David Chalmers (ANU, NYU)
Rafael De Clercq
Jack Alan Reynolds
Learn more about PhilPapers
Consciousness and Cognition 21 (2):605-609 (2012)
Studies on so-called Change Blindness and Inattentional Blindness have been taken to establish the claim that conscious perception of a stimulus requires the attentional processing of that stimulus. One might contend, against this claim, that the evidence only shows attention to be necessary for the subject to have access to the contents of conscious perception and not for conscious perception itself. This “Methodological Argument” is gaining ground among philosophers who work on attention and consciousness, such as Christopher Mole. I find that, without the supporting evidence of inaccessible consciousness, this argument collapses into an indefensible form of inductive parsimony. The Methodological Argument is thus shown to be unsuccessful when used against the claim that attention is required for conscious perception, though I suggest that it may be successful against the more ambitious claim that attention is necessary for all conscious experience.
|Keywords||attention perception inattentional blindness methodological puzzle access consciousness phenomenal consciousness chris mole ned block inductive skepticism|

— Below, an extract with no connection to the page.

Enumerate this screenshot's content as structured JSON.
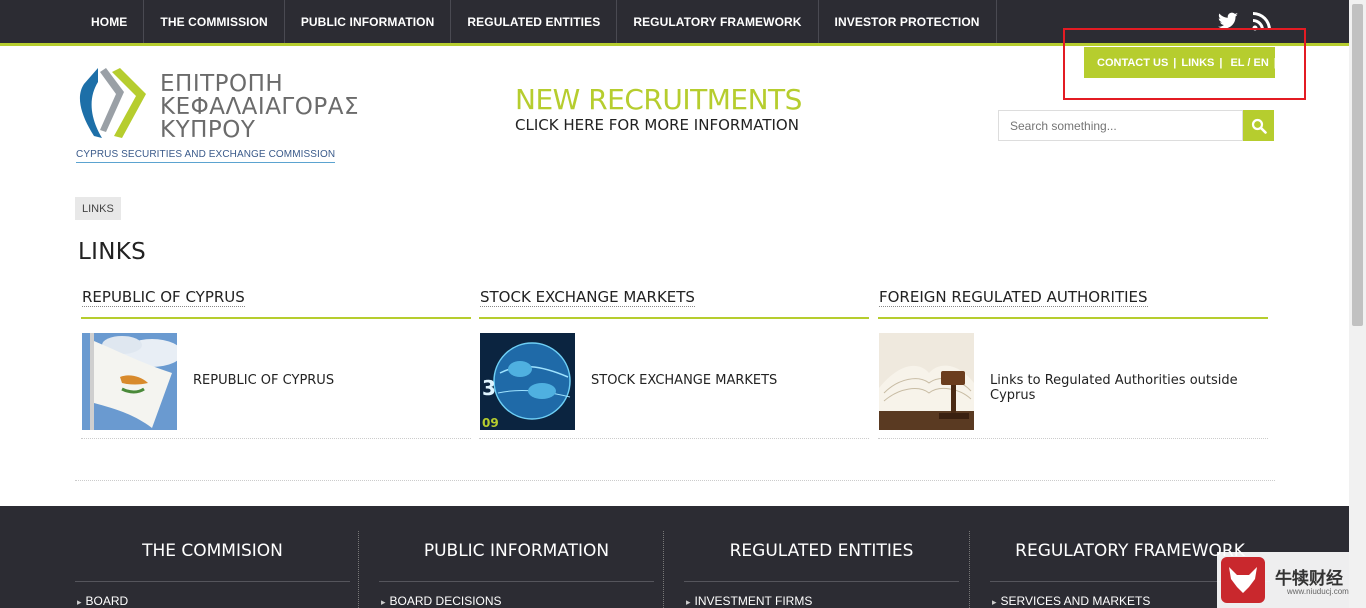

|Categories||categorize this paper)|
Setup an account with your affiliations in order to access resources via your University's proxy server
Configure custom proxy (use this if your affiliation does not provide a proxy)
|Through your library|
References found in this work BETA
Ned Block (1995). On a Confusion About a Function of Consciousness. Brain and Behavioral Sciences 18 (2):227-–247.
Ned Block (2007). Consciousness, Accessibility, and the Mesh Between Psychology and Neuroscience. Behavioral and Brain Sciences 30 (5):481--548.
Stanislas Dehaene & Lionel Naccache (2001). Towards a Cognitive Neuroscience of Consciousness: Basic Evidence and a Workspace Framework. Cognition 79 (1):1-37.
Stanislas Dehaene, Jean-Pierre Changeux, Lionel Naccache, Jérôme Sackur & Claire Sergent (2006). Conscious, Preconscious, and Subliminal Processing: A Testable Taxonomy. Trends in Cognitive Sciences 10 (5):204-211.
Ned Block (1990). Inverted Earth. Philosophical Perspectives 4:53-79.
Citations of this work BETA
Jennifer Corns (2012). When is a Reason Properly Pragmatic? Consciousness and Cognition 21 (2):613-614.
Similar books and articles
Ned Block (2013). The Grain of Vision and the Grain of Attention. Thought: A Journal of Philosophy 1 (2):170-184.
Jason Ford (2008). Attention and the New Sceptics. Journal of Consciousness Studies 15 (3):59-86.
James Stazicker (2011). Attention, Visual Consciousness and Indeterminacy. Mind and Language 26 (2):156-184.
Nicholas Shea (2012). Methodological Encounters with the Phenomenal Kind. Philosophy and Phenomenological Research 84 (2):307-344.
Tobias Schlicht (2012). Phenomenal Consciousness, Attention and Accessibility. Phenomenology and the Cognitive Sciences 11 (3):309-334.
Christopher Mole (2008). Attention and Consciousness. Journal of Consciousness Studies 15 (4):86-104.
Declan Smithies (2011). Attention is Rational-Access Consciousness. In Christopher Mole, Declan Smithies & Wayne Wu (eds.), Attention: Philosophical and Psychological Essays. Oxford University Press 247--273.
Katalin Balog (2007). Comments on Ned Block's Target Article “Consciousness, Accessibility, and the Mesh Between Psychology and Neuroscience”. Behavioral and Brain Sciences 30 (4):499-500.
F. de Brigard (2010). Consciousness, Attention and Commonsense. Journal of Consciousness Studies 17 (9-10):189-201.
Massimo Grassia (2004). Consciousness and Perceptual Attention: A Methodological Argument. Essays in Philosophy 5 (1):1-23.
Neil Levy (2008). Does Phenomenology Overflow Access? Journal of Consciousness Studies 15 (7):29-38.
Added to index2011-02-24
Total downloads23 ( #128,632 of 1,726,249 )
Recent downloads (6 months)2 ( #289,836 of 1,726,249 )
How can I increase my downloads?